Fig.23. File system on the NAS device.
Click image to enlarge

No files were deleted from the NAS device, that is why R-Studio is able to immediately determine chances for successful recovery for the files. So, no need to recheck them again.

4. You may search for specific files and preview them.
For graphic files, you may make R-Studio show them as icons.
Graphic files shown as icons.
Fig.24. Graphic files shown as icons.
Click image to enlarge

Many other files can be displayed in a built-in File Previewer. Double-click the file to play it back.

The File Previewer in R-Studio supports many file formats, including almost all graphic, video, and audio files, and Microsoft Office, Open/Libre Office, and pdf documents. It plays/shows them even without their native applications installed.
Graphic files shown as icons
Fig.25. Movie file played back in Previewer.
Click image to enlarge

You may also search for individual files and folders. See R-Studio help for details: Searching for a File.

5. Mark files for recovery.
Files marked for recovery
Fig.26. Files marked for recovery.
Click image to enlarge

When all necessary files are marked, click the Recover Marked button and specify a place to store recovered files and other recovery parameters.
Files marked for recovery
Fig.27. Recovery parameters.
Click image to enlarge.

In most cases, leave them with their default values. See R-Studio help for more details if necessary: Basic File Recovery.

When all parameters are specified, click the OK button, and R-Studio will start file recovery showing its progress.
File Recovery Report
Fig.28. Recovery progress.
Click image to enlarge

Once the recovery is completed, you may go to the folder the recovered files have been saved to and browse through them.
Recovered files
Fig.29. Recovered files.
Click image to enlarge

Conclusions
In our both NAS recovery cases R-Studio restored the RAID configuration automatically even for complex mdadm/LVM2 volumes, found deleted files and folders, and was able to recover all, even deleted, files.

Linux Recovery Feedback
14 feedbacks
Rating: 4.9 / 5
Hello!
Thank you very much for R-Studio for Linux.
Please pay attention to new Linux package manager `Snappy` => https://snapcraft.io/
Good luck!
Great programm, great service, TOP !A+++
While currently evaluatin R-Studio for Linux i`m quite impressed with how thorough it is.

Regrettably it`s not possible to simply restore the accidently zapped partitions ?

An installer wiped my boot drive without asking and erased LVM and other partitions.
I used R-Linux to recovery my company files after a RAID 1 failure. Not only did it work great in windows 10 but it was free.

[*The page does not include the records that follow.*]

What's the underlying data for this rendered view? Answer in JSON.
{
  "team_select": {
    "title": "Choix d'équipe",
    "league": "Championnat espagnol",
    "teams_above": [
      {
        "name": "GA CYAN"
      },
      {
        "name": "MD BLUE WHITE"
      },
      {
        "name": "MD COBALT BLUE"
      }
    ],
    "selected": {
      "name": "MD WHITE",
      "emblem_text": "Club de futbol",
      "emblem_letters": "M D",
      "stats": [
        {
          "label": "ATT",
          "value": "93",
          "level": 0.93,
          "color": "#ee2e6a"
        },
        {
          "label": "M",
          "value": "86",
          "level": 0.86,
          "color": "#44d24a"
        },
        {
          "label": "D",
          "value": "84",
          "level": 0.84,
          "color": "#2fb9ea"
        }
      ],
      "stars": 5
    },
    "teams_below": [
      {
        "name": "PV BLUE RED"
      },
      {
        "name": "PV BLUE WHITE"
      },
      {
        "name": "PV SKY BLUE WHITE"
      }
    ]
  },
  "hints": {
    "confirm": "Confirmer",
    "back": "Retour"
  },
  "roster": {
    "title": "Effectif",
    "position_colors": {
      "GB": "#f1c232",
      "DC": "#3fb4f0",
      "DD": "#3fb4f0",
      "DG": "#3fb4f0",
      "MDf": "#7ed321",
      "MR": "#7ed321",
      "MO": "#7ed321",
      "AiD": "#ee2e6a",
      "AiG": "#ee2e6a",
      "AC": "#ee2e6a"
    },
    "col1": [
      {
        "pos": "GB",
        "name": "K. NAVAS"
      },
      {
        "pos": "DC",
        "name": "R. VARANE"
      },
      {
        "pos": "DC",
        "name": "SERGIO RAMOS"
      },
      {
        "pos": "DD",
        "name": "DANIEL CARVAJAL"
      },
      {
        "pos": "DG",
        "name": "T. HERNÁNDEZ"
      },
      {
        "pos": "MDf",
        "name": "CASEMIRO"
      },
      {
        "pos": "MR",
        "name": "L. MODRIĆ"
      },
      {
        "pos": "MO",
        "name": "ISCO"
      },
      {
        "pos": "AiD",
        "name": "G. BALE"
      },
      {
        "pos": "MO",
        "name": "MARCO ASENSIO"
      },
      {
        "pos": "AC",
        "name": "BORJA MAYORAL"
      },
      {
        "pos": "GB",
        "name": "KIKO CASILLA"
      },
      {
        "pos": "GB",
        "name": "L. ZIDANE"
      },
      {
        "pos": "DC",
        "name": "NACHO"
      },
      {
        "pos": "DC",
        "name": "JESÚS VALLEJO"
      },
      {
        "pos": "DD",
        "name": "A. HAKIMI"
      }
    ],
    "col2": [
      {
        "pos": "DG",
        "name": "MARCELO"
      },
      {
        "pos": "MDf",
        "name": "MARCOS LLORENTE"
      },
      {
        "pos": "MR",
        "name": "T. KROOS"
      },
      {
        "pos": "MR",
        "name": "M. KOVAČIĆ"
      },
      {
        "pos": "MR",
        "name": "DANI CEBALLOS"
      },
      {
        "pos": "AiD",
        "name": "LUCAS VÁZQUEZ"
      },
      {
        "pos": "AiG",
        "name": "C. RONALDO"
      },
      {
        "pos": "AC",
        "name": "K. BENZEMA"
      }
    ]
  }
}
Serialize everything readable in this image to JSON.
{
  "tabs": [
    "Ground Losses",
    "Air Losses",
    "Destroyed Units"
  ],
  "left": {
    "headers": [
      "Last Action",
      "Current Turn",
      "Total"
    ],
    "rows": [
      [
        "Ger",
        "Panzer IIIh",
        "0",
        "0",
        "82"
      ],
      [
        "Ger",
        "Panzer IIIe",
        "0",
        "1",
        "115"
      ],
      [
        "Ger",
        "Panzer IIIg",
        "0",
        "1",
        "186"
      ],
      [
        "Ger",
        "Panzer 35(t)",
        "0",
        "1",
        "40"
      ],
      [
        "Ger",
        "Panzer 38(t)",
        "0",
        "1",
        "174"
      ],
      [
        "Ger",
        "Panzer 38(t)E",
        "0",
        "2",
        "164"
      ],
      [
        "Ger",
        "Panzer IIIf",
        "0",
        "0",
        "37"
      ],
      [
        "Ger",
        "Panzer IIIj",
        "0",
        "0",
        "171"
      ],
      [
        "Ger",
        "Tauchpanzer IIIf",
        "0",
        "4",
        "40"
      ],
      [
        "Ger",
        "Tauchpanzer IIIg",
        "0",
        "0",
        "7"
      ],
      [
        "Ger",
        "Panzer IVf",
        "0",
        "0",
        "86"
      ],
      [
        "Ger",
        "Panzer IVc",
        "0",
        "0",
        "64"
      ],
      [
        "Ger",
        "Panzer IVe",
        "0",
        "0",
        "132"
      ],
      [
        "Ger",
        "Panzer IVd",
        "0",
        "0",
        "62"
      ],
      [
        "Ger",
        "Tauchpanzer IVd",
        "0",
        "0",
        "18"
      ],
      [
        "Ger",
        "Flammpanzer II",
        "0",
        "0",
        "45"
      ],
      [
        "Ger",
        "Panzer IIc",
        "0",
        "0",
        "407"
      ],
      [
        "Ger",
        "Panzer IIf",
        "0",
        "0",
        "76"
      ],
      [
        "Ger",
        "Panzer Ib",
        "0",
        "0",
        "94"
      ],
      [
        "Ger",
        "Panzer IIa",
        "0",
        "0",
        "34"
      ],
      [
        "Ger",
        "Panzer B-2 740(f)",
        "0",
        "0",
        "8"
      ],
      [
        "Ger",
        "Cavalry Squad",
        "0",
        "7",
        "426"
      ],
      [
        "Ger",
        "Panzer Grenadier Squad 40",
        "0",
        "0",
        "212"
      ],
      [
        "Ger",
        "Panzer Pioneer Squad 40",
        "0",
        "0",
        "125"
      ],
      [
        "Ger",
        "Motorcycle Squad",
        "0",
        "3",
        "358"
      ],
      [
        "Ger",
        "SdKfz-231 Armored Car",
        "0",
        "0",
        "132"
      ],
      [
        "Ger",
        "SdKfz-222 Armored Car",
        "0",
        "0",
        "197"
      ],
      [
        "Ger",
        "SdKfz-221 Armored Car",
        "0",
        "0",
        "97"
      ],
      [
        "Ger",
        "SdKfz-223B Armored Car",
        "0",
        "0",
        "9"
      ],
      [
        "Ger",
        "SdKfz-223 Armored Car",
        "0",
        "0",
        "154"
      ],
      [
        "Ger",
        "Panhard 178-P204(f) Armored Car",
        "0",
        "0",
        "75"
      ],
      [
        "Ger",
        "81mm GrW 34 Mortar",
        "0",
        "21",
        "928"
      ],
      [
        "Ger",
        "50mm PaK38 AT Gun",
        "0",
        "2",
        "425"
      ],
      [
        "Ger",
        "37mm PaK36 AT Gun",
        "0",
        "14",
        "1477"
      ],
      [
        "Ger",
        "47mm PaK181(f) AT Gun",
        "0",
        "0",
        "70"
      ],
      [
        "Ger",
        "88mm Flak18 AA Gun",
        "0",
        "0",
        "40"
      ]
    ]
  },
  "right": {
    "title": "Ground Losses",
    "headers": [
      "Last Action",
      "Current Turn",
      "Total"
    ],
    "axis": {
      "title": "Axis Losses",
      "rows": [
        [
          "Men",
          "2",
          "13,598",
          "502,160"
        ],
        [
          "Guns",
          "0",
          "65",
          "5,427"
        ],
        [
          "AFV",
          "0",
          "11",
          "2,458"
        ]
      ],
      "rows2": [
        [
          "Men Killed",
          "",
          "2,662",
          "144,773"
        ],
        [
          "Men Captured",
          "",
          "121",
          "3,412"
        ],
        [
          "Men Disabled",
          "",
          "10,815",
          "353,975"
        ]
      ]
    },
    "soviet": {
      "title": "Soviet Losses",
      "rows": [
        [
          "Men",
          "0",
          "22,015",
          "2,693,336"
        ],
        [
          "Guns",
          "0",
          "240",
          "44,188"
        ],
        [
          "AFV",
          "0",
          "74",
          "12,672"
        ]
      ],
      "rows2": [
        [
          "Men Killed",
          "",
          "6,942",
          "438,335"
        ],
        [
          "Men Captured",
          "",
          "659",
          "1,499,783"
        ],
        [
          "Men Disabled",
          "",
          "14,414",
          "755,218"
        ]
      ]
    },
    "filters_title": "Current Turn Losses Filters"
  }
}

You guys are awesome!!! A+++++++++++++ I hope I never need your software again:)
R-Linux 5.4 восстановил данные c переразбитого и переформатированного два раза раздела, после переустановки ОС дважды! Лучший софт!